-- Opening Marker --

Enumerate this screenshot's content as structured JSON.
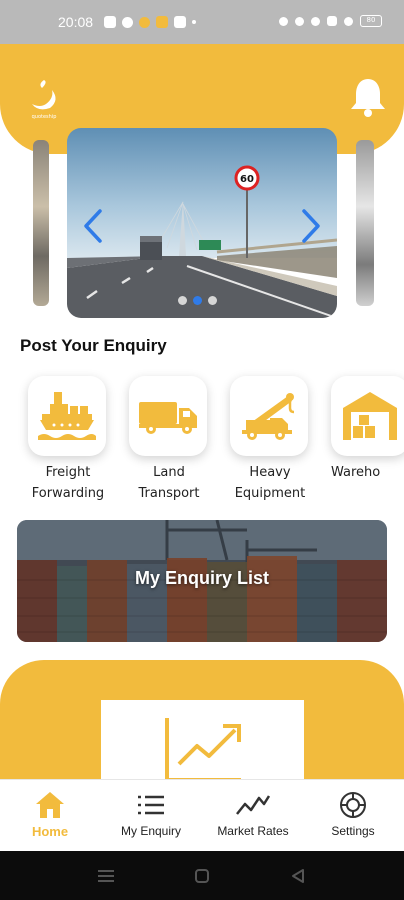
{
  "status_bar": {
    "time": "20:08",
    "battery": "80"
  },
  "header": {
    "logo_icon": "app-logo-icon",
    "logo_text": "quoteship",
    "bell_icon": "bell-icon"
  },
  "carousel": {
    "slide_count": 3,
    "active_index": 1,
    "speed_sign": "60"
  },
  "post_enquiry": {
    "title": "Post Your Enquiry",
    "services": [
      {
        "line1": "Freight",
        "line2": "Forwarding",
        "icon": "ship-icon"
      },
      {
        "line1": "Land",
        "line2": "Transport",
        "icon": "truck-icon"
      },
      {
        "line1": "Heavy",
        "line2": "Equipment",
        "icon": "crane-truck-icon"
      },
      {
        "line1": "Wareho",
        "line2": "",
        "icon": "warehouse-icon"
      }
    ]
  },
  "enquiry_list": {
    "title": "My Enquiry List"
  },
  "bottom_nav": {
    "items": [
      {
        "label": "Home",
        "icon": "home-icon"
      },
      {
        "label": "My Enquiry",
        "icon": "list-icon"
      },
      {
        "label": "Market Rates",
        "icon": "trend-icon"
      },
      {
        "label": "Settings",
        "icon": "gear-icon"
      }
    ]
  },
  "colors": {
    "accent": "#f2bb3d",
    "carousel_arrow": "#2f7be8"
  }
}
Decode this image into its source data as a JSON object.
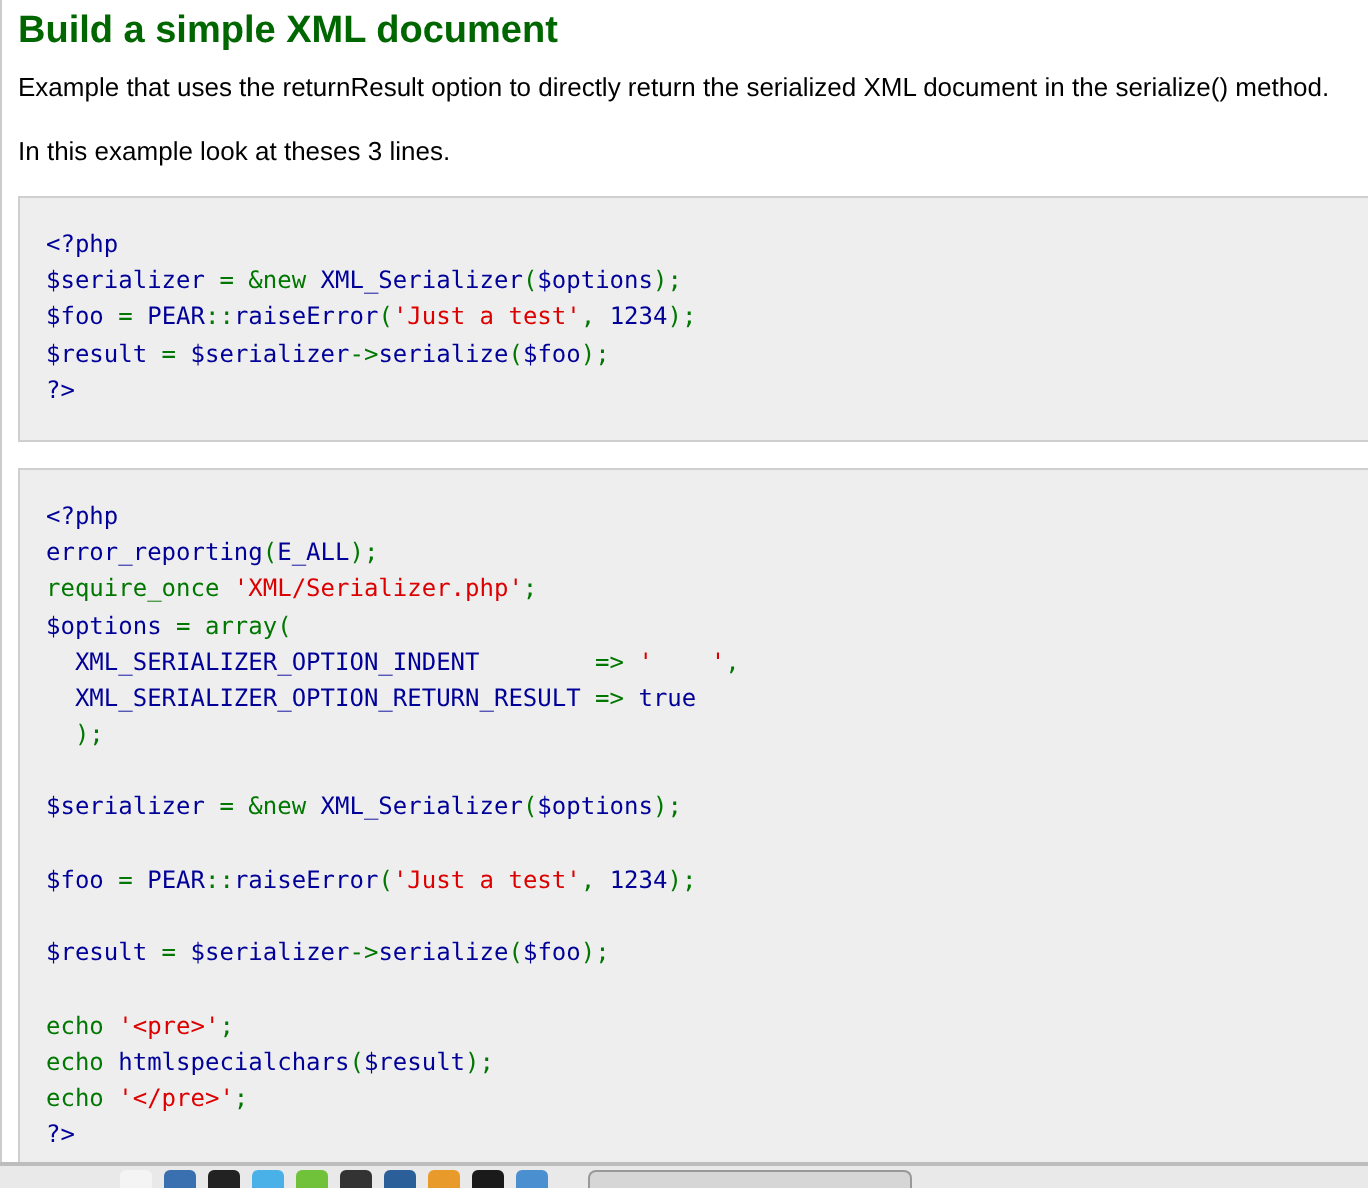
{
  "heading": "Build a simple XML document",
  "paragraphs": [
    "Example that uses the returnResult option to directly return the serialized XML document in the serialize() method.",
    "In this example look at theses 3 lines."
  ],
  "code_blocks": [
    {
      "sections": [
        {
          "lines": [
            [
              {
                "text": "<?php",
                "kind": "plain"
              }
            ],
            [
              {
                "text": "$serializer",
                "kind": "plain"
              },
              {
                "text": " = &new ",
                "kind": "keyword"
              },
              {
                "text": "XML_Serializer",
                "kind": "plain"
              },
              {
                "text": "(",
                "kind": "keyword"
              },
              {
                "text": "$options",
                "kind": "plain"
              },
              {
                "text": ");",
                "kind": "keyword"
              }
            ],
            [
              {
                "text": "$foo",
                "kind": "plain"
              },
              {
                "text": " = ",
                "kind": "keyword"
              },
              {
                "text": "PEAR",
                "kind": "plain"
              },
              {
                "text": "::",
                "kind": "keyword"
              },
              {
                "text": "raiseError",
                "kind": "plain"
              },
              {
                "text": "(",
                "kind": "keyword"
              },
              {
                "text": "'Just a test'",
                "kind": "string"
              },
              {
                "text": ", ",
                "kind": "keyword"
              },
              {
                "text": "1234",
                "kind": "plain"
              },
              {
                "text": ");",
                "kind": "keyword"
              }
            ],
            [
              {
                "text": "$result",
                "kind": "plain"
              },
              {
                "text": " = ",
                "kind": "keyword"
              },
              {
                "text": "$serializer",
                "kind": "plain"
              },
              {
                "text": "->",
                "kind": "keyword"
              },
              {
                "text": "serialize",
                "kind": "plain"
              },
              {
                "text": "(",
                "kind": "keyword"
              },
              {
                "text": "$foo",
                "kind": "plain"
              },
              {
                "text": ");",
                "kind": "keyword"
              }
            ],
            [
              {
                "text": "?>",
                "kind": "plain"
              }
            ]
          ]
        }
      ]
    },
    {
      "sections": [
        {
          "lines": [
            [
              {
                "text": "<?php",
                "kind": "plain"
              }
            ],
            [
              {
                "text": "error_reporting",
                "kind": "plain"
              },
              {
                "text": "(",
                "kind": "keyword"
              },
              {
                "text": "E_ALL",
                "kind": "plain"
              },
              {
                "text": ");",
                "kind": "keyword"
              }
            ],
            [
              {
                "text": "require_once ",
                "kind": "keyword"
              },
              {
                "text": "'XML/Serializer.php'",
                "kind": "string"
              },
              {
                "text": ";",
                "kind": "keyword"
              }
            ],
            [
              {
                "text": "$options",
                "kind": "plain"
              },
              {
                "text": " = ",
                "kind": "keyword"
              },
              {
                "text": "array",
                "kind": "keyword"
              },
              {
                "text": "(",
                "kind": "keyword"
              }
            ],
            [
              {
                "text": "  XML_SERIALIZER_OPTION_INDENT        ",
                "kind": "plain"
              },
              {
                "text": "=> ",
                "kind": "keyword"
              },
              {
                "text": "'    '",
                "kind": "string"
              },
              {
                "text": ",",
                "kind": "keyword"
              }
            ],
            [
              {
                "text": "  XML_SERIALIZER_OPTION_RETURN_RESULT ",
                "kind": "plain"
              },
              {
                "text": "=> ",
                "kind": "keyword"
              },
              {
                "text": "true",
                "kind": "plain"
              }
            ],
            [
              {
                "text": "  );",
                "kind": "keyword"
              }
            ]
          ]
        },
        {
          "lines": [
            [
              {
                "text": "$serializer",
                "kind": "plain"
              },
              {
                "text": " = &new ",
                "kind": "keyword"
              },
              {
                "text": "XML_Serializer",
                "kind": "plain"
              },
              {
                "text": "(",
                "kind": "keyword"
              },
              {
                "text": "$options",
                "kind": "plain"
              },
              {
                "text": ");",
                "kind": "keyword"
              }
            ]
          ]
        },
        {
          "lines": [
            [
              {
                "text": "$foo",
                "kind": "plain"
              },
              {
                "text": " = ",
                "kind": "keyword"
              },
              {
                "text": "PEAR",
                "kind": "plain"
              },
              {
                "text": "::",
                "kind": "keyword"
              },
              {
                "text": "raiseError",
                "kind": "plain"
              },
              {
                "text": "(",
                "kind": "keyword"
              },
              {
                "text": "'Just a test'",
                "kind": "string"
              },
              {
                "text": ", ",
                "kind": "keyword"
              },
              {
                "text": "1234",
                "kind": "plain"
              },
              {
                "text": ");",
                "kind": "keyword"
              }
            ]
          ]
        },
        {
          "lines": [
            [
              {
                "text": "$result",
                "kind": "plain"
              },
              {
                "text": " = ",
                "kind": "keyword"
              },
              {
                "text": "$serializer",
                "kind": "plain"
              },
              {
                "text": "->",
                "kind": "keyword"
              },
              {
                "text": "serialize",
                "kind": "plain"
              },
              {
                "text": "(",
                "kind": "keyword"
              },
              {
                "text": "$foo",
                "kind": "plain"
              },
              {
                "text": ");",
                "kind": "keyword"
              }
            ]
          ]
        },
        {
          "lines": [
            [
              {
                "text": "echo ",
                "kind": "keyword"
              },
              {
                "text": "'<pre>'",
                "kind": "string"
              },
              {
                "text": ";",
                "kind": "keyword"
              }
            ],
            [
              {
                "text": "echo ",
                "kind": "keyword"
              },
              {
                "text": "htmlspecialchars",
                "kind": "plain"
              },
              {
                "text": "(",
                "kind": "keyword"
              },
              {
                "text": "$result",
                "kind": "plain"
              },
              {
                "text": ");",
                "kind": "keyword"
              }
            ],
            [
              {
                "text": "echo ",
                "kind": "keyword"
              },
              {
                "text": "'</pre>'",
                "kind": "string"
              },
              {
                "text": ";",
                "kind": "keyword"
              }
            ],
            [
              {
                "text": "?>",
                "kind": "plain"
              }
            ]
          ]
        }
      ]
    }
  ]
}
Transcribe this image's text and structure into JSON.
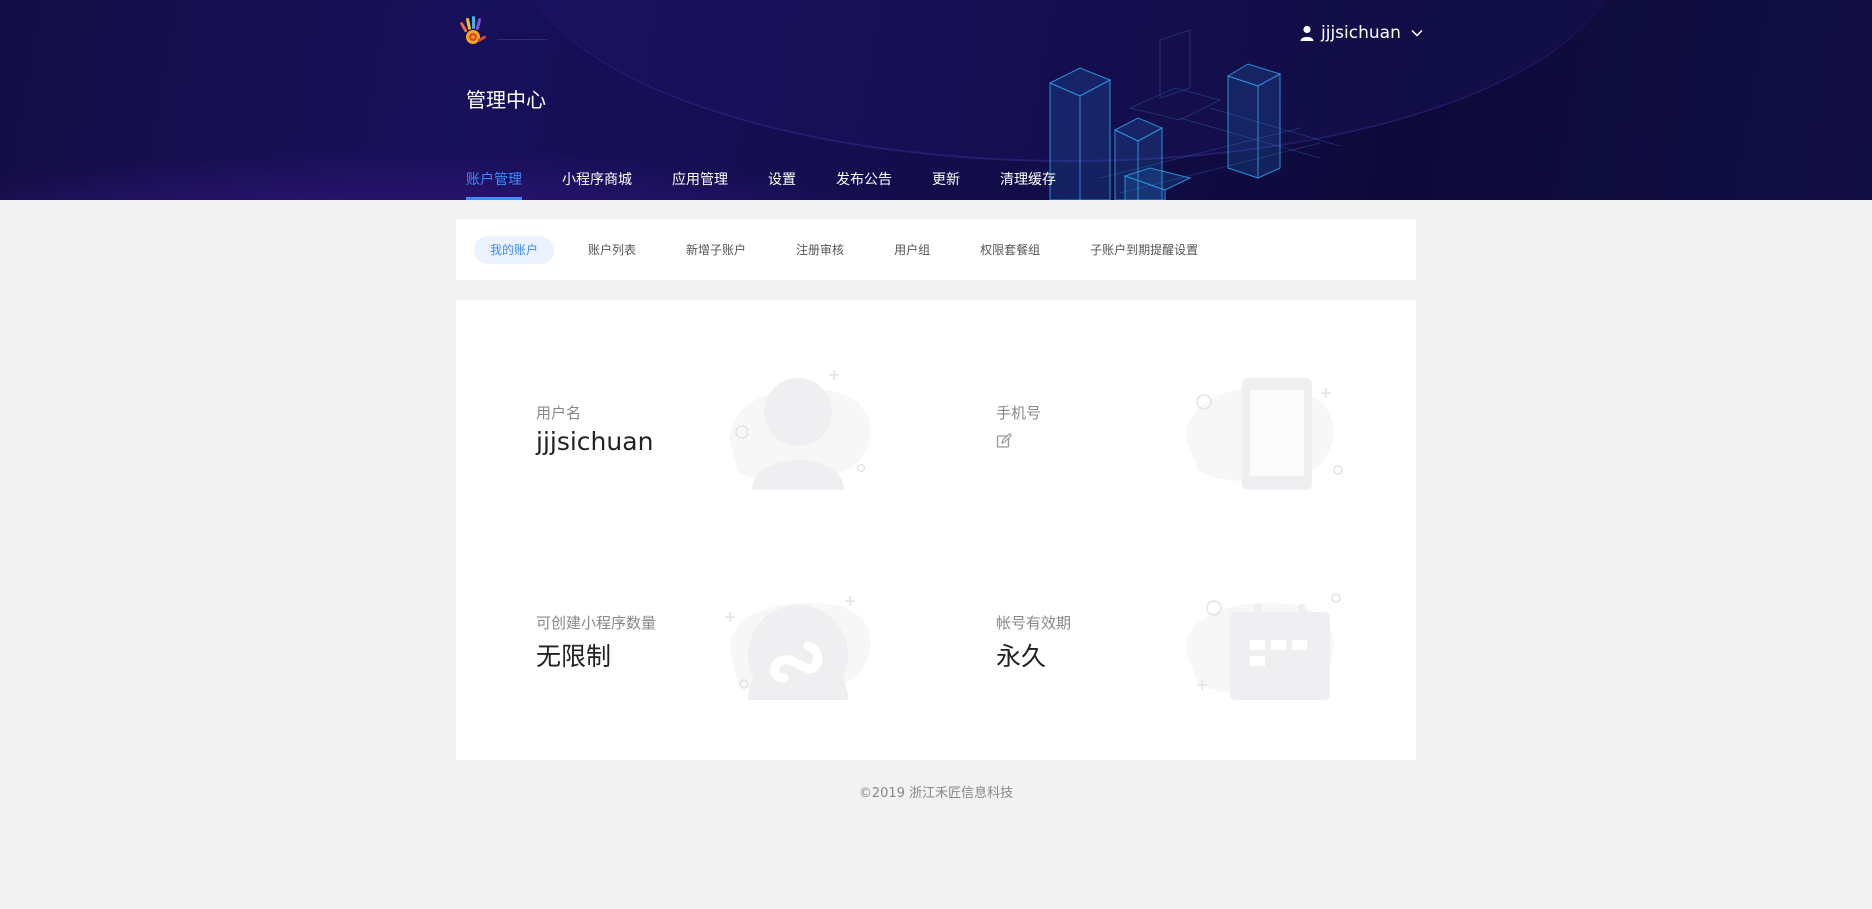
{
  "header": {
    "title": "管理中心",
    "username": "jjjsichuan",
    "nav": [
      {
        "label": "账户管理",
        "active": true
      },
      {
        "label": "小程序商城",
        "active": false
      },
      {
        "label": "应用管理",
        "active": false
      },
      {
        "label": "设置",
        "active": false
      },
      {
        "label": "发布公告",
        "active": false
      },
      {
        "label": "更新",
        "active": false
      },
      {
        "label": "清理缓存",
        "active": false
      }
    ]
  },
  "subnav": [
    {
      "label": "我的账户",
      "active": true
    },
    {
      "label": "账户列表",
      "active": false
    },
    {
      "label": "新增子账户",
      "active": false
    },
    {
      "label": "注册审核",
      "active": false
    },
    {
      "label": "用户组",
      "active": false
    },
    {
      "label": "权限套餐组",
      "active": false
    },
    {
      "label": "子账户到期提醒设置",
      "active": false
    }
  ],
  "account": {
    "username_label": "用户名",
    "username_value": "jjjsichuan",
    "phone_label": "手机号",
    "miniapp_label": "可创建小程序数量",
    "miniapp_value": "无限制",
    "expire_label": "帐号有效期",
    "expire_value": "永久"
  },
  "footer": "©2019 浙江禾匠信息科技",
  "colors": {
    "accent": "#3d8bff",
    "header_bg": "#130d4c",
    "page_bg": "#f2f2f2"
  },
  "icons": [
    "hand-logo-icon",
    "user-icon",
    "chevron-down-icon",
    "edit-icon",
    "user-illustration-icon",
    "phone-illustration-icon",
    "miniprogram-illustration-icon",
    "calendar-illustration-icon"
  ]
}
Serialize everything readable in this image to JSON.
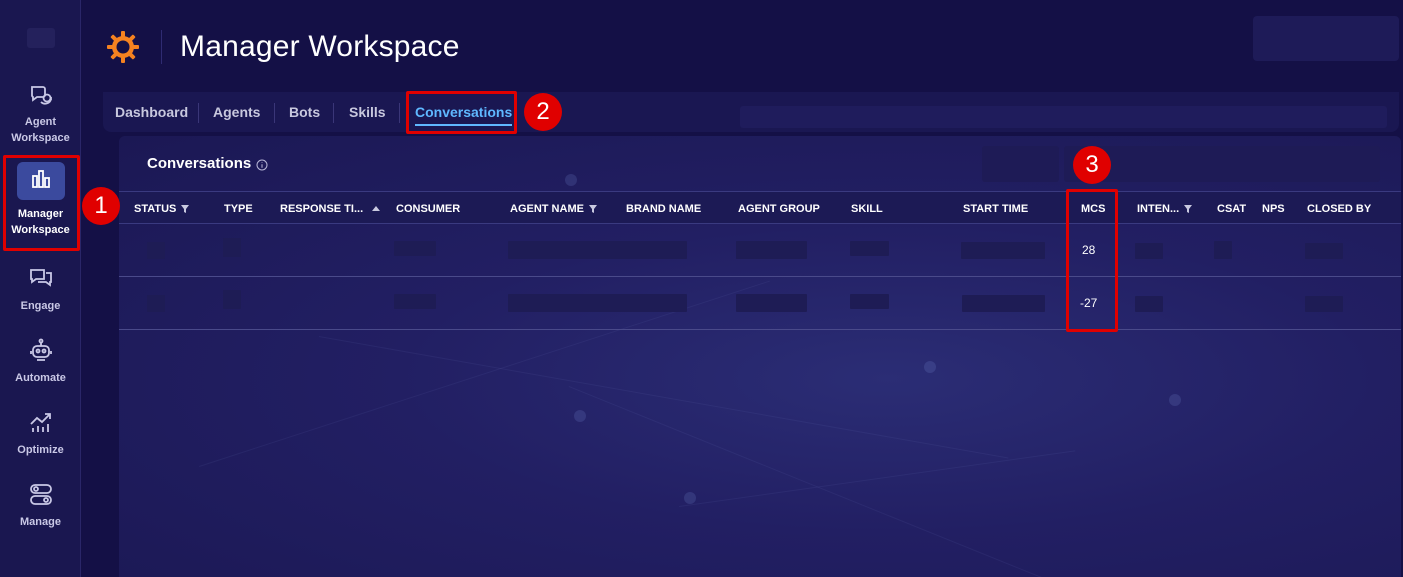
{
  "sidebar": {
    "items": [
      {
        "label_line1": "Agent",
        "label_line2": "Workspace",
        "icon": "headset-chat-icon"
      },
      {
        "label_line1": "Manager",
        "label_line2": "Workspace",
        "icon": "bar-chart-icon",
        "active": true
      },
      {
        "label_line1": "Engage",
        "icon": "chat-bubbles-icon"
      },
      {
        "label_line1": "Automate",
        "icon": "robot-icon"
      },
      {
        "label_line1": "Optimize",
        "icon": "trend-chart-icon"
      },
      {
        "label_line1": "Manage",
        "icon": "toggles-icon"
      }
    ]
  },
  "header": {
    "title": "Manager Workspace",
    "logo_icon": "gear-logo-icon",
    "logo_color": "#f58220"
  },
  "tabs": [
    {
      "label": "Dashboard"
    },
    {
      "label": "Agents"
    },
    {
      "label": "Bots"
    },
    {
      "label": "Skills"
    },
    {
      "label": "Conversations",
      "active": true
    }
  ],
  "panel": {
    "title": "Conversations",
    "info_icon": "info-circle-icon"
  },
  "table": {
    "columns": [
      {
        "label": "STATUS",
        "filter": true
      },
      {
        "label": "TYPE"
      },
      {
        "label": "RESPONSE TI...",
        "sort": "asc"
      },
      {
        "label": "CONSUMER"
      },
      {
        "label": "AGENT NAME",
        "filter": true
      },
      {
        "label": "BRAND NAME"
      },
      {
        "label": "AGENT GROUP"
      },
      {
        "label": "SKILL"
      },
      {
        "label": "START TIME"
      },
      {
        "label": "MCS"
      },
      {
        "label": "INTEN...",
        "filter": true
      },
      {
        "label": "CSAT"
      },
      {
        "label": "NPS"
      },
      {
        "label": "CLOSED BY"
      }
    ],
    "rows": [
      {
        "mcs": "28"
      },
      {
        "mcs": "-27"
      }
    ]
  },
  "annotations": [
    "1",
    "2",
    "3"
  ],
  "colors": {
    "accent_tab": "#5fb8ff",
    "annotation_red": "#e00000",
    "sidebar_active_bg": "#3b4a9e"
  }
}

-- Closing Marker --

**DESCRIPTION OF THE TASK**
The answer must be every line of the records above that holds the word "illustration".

**ANSWER SECTION**
    "user-illustration-icon",
    "phone-illustration-icon",
    "miniprogram-illustration-icon",
    "calendar-illustration-icon"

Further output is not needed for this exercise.